Assigned task
From the material below, copy each line that holds the word "resources".

Source material
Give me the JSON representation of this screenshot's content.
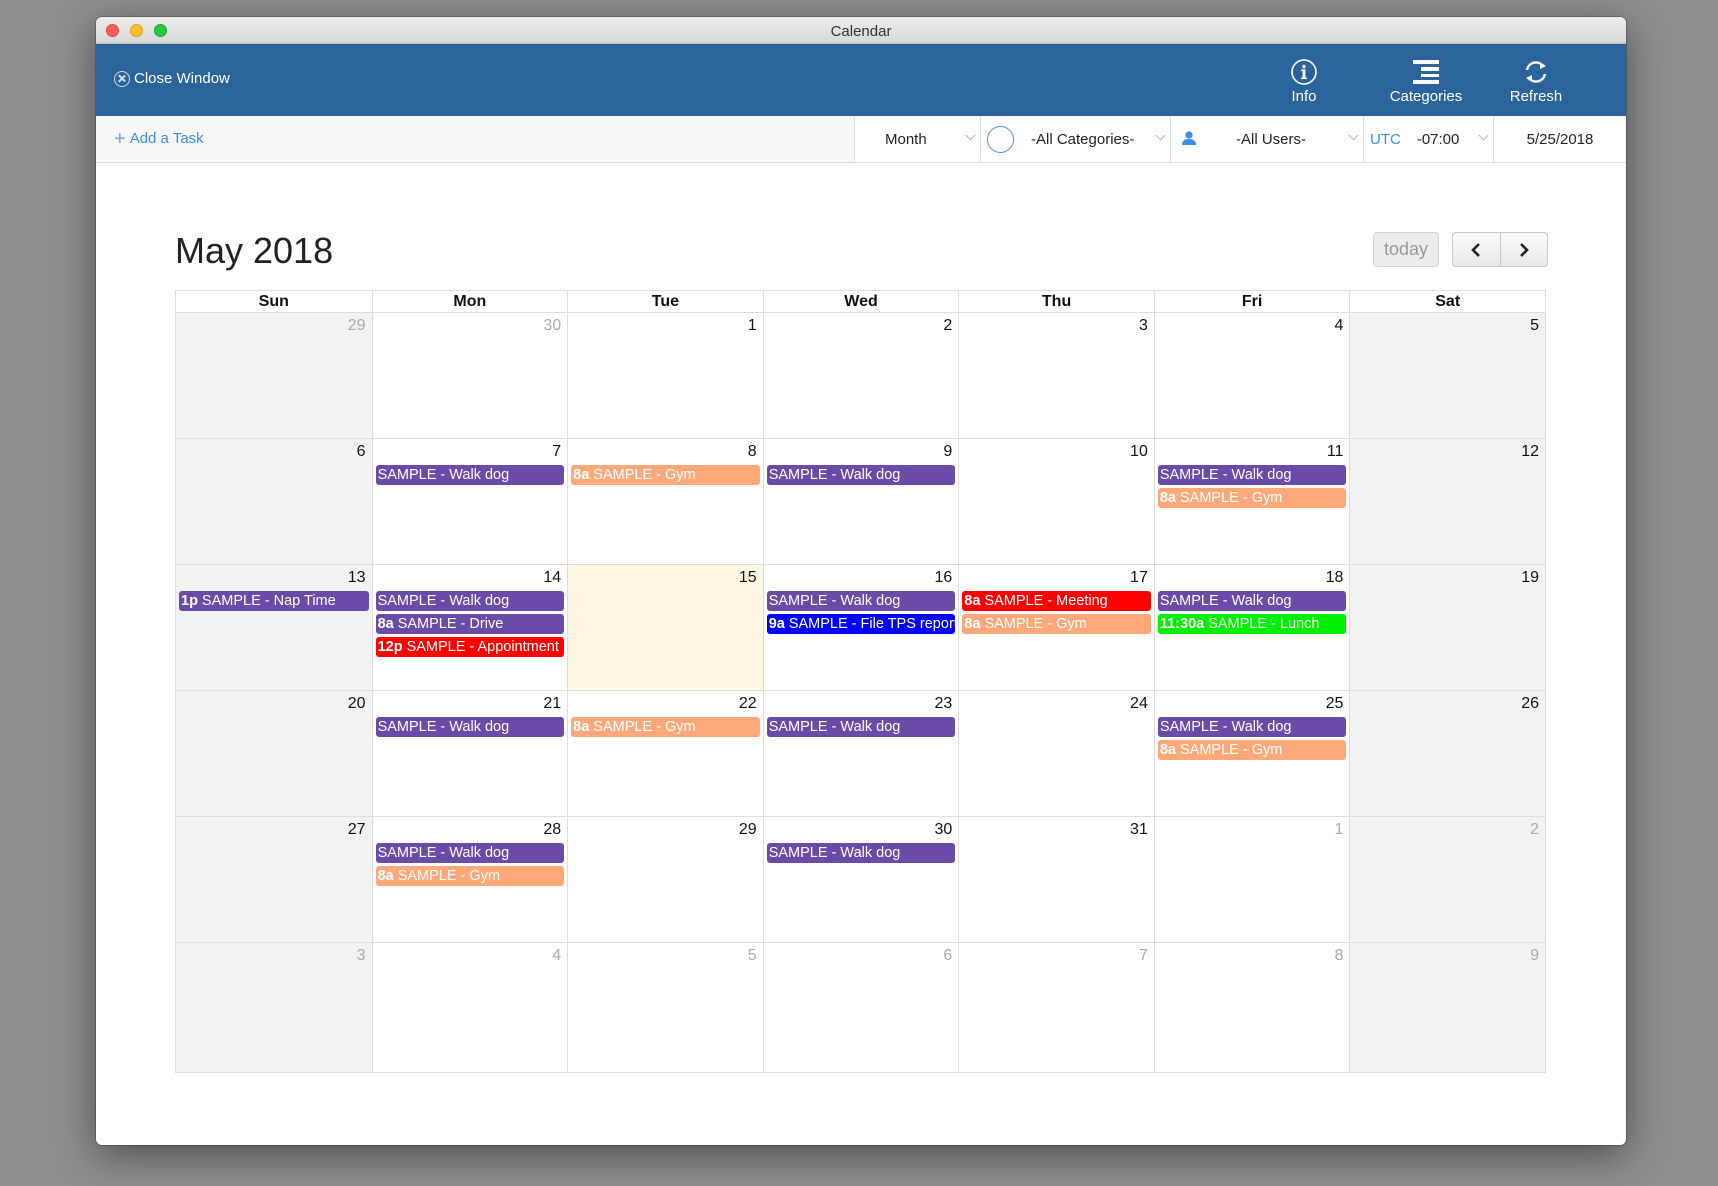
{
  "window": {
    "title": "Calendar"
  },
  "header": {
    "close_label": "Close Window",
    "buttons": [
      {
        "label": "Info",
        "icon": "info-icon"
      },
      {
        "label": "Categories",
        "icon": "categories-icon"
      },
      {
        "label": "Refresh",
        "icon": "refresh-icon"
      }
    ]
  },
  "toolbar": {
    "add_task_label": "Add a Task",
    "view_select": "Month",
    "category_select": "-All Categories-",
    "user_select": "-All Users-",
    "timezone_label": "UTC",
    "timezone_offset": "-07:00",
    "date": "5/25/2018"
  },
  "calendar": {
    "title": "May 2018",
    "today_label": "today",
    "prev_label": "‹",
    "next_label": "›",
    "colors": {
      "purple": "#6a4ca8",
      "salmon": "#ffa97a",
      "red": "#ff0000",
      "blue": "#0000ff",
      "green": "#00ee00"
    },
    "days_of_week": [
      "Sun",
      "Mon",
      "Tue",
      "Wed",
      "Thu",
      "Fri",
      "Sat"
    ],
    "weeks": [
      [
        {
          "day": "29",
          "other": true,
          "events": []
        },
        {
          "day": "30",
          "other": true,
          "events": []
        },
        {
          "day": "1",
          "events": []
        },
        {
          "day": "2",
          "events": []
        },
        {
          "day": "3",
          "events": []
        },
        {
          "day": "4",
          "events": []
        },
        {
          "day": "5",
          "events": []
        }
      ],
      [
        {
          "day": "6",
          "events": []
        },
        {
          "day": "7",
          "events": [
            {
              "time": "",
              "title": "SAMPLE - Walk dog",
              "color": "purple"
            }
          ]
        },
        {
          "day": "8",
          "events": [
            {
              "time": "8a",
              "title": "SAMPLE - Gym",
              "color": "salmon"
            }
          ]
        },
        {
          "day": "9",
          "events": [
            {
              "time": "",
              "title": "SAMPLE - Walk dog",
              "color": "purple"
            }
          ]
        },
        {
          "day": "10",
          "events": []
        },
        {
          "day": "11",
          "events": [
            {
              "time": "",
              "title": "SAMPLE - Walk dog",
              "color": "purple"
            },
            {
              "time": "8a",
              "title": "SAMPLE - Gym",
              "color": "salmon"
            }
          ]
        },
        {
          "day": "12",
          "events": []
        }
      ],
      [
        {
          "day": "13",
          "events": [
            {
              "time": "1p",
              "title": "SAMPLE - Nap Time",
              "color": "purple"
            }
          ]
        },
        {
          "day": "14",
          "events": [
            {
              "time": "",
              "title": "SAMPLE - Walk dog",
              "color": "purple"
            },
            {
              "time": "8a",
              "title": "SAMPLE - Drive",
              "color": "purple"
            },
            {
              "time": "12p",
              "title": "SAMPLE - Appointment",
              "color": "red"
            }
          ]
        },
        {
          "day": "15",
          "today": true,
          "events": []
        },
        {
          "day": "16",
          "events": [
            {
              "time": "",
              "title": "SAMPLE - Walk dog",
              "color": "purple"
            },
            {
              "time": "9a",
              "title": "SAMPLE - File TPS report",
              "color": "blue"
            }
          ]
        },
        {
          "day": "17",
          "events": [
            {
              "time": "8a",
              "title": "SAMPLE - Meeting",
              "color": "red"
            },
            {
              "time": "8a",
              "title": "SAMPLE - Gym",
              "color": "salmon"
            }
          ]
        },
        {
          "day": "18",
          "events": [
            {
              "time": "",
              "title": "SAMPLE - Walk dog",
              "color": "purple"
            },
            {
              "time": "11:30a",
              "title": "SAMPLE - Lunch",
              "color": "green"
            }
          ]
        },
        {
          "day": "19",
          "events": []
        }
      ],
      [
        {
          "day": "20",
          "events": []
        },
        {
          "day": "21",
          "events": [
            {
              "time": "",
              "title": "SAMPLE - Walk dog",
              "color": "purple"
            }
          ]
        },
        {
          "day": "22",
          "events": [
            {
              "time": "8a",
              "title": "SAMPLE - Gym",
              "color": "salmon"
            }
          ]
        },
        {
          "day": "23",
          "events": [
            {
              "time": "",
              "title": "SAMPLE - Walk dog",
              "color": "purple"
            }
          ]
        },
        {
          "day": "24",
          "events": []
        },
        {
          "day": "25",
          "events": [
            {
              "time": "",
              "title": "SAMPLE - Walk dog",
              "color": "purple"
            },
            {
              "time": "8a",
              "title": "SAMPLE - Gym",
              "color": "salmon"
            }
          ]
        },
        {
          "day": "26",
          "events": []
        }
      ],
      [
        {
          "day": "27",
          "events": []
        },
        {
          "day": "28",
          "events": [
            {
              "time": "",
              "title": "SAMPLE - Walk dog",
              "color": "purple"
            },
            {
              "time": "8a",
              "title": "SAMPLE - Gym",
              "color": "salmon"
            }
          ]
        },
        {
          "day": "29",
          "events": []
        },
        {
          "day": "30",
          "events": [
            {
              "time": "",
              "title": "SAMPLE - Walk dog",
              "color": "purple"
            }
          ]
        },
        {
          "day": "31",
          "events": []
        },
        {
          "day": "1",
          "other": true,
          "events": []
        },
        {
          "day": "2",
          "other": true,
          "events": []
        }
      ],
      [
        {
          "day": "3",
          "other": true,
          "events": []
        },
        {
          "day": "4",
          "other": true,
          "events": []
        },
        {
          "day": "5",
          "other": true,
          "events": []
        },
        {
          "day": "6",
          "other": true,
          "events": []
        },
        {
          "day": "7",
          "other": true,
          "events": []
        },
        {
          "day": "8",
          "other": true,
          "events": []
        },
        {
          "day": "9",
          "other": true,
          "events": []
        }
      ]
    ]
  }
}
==
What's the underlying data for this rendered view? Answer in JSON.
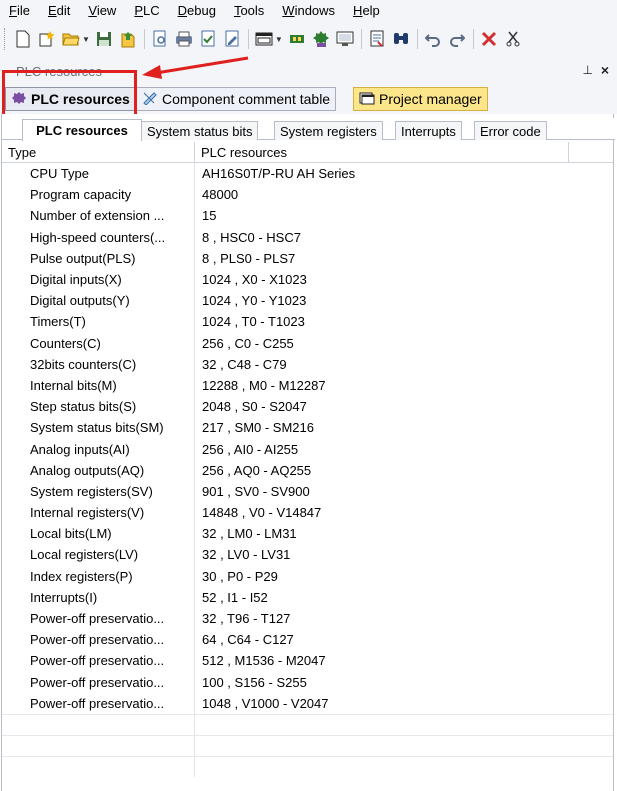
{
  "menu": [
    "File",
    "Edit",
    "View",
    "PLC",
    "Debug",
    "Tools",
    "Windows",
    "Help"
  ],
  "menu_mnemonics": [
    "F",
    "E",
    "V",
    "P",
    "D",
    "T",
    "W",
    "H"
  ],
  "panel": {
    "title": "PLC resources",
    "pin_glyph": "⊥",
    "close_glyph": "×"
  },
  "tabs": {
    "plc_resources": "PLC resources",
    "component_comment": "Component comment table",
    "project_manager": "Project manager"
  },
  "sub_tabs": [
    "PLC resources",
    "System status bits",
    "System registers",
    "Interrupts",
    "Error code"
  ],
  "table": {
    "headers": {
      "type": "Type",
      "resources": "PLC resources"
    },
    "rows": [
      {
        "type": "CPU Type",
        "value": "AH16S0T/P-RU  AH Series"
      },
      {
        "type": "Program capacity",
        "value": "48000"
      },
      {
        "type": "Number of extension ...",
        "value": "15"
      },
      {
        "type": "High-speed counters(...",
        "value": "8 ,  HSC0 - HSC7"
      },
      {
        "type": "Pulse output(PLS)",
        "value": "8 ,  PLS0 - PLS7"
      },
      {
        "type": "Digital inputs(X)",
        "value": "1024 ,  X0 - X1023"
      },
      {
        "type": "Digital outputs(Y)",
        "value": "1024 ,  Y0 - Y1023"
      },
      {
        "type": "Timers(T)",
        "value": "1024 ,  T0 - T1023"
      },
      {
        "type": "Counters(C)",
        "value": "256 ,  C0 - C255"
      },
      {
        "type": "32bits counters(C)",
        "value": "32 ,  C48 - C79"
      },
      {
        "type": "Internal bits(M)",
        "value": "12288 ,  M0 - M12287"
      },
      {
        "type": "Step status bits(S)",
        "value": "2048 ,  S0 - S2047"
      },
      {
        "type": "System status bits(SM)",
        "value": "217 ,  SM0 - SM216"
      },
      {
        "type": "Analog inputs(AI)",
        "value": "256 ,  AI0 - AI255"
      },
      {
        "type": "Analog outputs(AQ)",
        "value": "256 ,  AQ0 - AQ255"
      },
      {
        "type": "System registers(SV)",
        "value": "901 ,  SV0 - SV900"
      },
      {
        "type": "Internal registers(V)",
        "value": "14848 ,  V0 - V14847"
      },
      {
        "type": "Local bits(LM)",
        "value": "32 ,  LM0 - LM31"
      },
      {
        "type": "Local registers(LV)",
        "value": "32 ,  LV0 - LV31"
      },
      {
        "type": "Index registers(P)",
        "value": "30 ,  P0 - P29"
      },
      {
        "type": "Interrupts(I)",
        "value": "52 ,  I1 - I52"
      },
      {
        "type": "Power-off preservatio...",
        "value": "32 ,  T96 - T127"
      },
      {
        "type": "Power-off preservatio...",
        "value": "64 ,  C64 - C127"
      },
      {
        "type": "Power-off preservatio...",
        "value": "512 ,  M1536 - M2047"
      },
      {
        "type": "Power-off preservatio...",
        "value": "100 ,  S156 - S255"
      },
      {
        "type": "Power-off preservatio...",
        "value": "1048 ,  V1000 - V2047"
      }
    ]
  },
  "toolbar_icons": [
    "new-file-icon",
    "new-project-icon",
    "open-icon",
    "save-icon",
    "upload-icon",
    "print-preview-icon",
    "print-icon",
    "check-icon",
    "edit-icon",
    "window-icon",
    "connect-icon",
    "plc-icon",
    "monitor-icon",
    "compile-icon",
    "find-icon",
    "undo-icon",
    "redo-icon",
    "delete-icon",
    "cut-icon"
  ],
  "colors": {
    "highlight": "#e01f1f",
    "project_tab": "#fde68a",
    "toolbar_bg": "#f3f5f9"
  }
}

Your response
    "title": "PLC resources",
    "plc_resources": "PLC resources",
    "PLC resources",
      "resources": "PLC resources"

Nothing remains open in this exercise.